■ How to complete this task
Copy each line of the data beneath in which the word "Ролганг" appears.

Data about app and page elements
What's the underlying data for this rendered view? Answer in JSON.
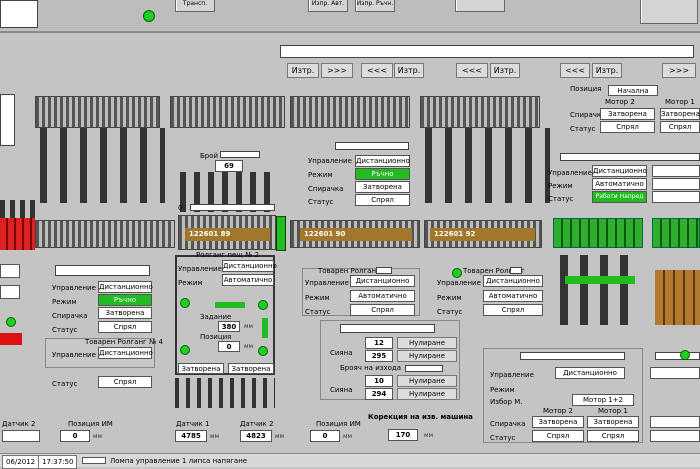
{
  "top_buttons": [
    "Трансп.",
    "Изпр. Авт.",
    "Изпр. Ръчн.",
    "",
    "",
    ""
  ],
  "nav_buttons": [
    "Изтр.",
    ">>>",
    "<<<",
    "Изтр.",
    "<<<",
    "Изтр.",
    "<<<",
    "Изтр.",
    ">>>",
    "<<<",
    "Изтр.",
    ">>>"
  ],
  "brojach": {
    "label": "Брой",
    "value": "69"
  },
  "zero_label": "0",
  "tags": [
    "122601  89",
    "122601  90",
    "122601  92"
  ],
  "panel_center": {
    "rows": [
      "Управление",
      "Режим",
      "Спирачка",
      "Статус"
    ],
    "values": [
      "Дистанционно",
      "Ръчно",
      "Затворена",
      "Спрял"
    ]
  },
  "panel_right_top": {
    "title_label": "Позиция",
    "title_value": "Начална",
    "motor2": "Мотор 2",
    "motor1": "Мотор 1",
    "rows": [
      "Спирачка",
      "Статус"
    ],
    "m2_values": [
      "Затворена",
      "Спрял"
    ],
    "m1_values": [
      "Затворена",
      "Спрял"
    ]
  },
  "panel_right_mid": {
    "rows": [
      "Управление",
      "Режим",
      "Статус"
    ],
    "values": [
      "Дистанционно",
      "Автоматично",
      "Работи Напред"
    ]
  },
  "panel_left": {
    "rows": [
      "Управление",
      "Режим",
      "Спирачка",
      "Статус"
    ],
    "values": [
      "Дистанционно",
      "Ръчно",
      "Затворена",
      "Спрял"
    ]
  },
  "panel_left_lower": {
    "title": "Товарен Ролганг № 4",
    "rows": [
      "Управление",
      "Статус"
    ],
    "values": [
      "Дистанционно",
      "Спрял"
    ]
  },
  "panel_rolgang2": {
    "title": "Ролганг пещ № 2",
    "rows": [
      "Управление",
      "Режим"
    ],
    "values": [
      "Дистанционно",
      "Автоматично"
    ],
    "zad_label": "Задание",
    "zad_value": "380",
    "zad_unit": "мм",
    "poz_label": "Позиция",
    "poz_value": "0",
    "poz_unit": "мм",
    "bottom": [
      "Затворена",
      "Затворена"
    ]
  },
  "panel_tovaren": {
    "title": "Товарен Ролганг",
    "rows": [
      "Управление",
      "Режим",
      "Статус"
    ],
    "values": [
      "Дистанционно",
      "Автоматично",
      "Спрял"
    ]
  },
  "panel_tovaren2": {
    "title": "Товарен Ролганг",
    "rows": [
      "Управление",
      "Режим",
      "Статус"
    ],
    "values": [
      "Дистанционно",
      "Автоматично",
      "Спрял"
    ]
  },
  "panel_siyana": {
    "label1": "Сияна",
    "v1": "12",
    "v2": "295",
    "btn": "Нулиране",
    "brojach_label": "Брояч на изхода",
    "v3": "10",
    "v4": "294",
    "label2": "Сияна"
  },
  "korekcia": {
    "label": "Корекция на изв. машина",
    "value": "170",
    "unit": "мм"
  },
  "panel_bottom_right": {
    "rows": [
      "Управление",
      "Режим",
      "Избор М.",
      "Спирачка",
      "Статус"
    ],
    "values": [
      "Дистанционно",
      "Мотор 1+2"
    ],
    "motor2": "Мотор 2",
    "motor1": "Мотор 1",
    "m2_values": [
      "Затворена",
      "Спрял"
    ],
    "m1_values": [
      "Затворена",
      "Спрял"
    ]
  },
  "sensors": [
    {
      "label": "Датчик 2",
      "value": ""
    },
    {
      "label": "Позиция ИМ",
      "value": "0",
      "unit": "мм"
    },
    {
      "label": "Датчик 1",
      "value": "4785",
      "unit": "мм"
    },
    {
      "label": "Датчик 2",
      "value": "4823",
      "unit": "мм"
    },
    {
      "label": "Позиция ИМ",
      "value": "0",
      "unit": "мм"
    }
  ],
  "status_bar": {
    "date": "06/2012",
    "time": "17:37:50",
    "message": "Ломпа  управление 1 липса напягане"
  }
}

■ Task result
    "title": "Товарен Ролганг № 4",
    "title": "Ролганг пещ № 2",
    "title": "Товарен Ролганг",
    "title": "Товарен Ролганг",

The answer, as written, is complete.